┏━━
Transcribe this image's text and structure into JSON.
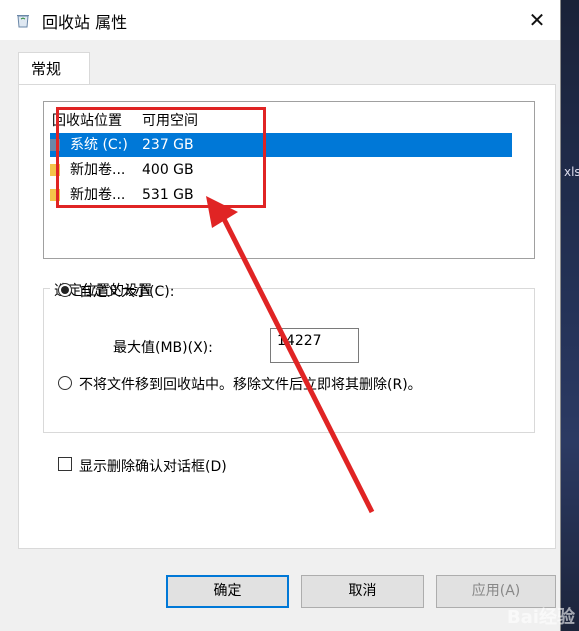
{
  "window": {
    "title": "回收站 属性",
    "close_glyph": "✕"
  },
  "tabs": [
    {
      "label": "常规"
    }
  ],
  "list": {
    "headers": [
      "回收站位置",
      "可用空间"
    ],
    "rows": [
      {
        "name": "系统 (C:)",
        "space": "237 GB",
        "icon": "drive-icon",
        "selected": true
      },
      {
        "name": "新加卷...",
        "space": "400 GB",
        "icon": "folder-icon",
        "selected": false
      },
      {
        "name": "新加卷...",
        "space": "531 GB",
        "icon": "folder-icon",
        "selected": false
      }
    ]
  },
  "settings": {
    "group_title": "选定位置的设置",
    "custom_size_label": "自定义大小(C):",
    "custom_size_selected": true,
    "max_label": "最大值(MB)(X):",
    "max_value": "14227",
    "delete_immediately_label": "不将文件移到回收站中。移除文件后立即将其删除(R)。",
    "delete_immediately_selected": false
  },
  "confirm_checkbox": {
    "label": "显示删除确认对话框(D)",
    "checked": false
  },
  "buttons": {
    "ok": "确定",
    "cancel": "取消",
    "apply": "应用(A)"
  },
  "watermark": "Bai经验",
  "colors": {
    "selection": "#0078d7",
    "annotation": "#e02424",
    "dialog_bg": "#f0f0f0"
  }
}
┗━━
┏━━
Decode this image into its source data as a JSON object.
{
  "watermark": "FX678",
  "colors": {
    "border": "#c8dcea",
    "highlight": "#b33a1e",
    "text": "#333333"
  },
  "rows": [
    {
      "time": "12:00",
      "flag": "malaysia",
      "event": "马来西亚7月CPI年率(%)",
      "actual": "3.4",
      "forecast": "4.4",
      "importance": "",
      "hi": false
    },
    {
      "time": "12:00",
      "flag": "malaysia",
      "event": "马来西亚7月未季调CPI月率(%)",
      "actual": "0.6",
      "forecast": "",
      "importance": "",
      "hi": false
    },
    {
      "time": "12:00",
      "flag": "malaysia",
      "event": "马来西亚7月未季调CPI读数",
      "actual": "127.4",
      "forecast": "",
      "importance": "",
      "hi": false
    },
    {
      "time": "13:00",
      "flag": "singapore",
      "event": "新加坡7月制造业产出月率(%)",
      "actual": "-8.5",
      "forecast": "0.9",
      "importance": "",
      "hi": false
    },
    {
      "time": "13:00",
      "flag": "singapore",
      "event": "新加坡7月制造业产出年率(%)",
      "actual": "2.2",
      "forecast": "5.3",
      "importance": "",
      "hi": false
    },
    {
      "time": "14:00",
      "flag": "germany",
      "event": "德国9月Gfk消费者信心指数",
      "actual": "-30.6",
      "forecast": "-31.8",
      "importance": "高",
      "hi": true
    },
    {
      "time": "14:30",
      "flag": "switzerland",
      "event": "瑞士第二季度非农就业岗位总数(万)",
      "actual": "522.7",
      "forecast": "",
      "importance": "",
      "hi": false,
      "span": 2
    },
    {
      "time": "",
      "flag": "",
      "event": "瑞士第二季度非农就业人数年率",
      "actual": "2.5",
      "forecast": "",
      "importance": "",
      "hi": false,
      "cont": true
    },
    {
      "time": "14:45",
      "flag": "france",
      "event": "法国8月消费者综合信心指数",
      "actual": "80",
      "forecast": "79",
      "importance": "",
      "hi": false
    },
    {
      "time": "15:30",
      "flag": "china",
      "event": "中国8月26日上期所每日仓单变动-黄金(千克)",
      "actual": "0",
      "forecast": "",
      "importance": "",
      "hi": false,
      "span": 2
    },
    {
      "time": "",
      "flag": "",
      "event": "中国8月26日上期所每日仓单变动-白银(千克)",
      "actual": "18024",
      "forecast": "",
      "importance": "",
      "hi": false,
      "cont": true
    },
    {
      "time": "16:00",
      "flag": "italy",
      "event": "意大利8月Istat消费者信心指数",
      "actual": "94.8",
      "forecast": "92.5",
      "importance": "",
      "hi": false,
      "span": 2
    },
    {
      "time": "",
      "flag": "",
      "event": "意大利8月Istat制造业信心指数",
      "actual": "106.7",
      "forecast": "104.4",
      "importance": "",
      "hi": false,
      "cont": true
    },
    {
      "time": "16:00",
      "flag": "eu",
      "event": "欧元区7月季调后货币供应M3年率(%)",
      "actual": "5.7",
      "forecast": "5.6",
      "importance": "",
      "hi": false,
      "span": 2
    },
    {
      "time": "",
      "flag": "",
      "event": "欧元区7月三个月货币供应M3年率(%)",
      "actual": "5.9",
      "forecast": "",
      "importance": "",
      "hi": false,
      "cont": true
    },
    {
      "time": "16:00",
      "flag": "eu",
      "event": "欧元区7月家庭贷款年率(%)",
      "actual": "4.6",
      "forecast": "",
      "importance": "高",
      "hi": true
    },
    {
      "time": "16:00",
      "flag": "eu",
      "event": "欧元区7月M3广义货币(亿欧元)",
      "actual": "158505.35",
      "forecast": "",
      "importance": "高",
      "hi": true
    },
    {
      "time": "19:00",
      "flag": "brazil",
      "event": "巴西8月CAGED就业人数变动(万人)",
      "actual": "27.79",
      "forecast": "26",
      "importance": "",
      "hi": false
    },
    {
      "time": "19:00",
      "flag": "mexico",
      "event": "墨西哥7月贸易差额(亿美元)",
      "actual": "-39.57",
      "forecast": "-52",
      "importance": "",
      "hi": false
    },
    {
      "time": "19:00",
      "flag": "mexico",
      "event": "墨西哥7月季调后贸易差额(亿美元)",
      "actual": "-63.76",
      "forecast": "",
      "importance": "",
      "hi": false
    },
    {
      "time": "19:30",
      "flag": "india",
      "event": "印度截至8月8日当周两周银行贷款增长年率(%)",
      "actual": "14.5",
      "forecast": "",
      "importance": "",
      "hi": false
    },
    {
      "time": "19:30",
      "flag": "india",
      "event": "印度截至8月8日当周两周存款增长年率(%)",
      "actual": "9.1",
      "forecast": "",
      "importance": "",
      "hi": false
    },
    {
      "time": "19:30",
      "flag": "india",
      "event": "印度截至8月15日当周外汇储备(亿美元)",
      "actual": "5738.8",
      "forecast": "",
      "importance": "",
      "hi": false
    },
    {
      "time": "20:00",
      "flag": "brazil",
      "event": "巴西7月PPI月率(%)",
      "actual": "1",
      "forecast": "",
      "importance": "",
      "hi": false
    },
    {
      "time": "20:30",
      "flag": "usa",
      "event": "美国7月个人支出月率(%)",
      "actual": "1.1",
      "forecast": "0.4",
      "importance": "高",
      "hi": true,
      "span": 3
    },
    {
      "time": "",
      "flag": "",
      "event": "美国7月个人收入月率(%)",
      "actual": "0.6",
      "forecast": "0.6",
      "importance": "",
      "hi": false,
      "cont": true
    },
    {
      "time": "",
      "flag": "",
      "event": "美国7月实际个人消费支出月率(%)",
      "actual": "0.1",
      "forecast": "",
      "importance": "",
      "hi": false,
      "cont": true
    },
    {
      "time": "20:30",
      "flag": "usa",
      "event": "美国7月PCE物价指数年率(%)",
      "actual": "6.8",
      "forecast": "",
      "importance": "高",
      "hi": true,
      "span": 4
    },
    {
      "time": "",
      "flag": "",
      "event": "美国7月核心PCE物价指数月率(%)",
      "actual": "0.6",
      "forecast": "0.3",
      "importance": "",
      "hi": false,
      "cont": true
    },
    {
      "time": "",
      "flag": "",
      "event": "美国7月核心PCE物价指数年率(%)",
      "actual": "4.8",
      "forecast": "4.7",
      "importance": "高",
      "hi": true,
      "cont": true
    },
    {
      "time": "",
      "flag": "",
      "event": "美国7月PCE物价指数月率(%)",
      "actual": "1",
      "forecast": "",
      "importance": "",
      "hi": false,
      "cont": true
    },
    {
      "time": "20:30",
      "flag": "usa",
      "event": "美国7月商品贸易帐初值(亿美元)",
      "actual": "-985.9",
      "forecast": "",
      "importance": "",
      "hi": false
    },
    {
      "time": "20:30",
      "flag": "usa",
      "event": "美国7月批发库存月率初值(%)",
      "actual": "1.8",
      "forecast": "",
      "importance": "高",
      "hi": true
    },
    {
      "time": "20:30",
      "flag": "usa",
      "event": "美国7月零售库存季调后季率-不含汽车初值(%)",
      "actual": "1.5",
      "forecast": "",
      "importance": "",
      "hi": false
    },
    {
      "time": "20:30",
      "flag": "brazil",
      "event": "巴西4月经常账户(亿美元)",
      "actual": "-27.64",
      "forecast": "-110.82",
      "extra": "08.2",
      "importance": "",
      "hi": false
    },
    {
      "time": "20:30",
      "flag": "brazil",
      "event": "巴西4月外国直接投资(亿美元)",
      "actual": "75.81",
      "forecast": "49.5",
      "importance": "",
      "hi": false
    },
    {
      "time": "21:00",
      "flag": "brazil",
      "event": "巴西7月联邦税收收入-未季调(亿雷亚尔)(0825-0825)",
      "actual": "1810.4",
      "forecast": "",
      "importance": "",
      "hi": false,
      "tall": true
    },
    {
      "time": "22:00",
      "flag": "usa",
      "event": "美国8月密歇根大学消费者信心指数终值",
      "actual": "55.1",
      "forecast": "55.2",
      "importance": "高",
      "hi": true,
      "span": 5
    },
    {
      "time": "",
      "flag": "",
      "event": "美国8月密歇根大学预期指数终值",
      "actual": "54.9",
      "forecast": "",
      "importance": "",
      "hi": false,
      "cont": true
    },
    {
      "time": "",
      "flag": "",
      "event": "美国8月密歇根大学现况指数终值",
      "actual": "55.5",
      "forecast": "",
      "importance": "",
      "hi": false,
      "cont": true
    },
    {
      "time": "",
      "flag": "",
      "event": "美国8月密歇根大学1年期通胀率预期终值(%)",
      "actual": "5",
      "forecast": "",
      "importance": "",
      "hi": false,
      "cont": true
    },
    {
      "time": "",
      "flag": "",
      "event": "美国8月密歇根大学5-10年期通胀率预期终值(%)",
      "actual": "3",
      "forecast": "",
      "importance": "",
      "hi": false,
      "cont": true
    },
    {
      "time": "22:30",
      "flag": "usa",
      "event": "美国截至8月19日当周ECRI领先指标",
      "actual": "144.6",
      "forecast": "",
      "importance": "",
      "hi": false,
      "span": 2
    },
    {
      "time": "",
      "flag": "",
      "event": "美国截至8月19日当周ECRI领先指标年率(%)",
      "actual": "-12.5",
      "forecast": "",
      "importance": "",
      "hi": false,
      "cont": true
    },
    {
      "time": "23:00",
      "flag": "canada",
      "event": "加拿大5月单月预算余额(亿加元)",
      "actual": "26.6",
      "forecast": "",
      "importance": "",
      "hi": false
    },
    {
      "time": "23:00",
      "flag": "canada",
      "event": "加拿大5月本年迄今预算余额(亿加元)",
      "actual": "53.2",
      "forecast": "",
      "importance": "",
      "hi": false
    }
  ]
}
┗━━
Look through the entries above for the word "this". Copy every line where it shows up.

Transcribe this image's text and structure into JSON.
Decode this image into its source data as a JSON object.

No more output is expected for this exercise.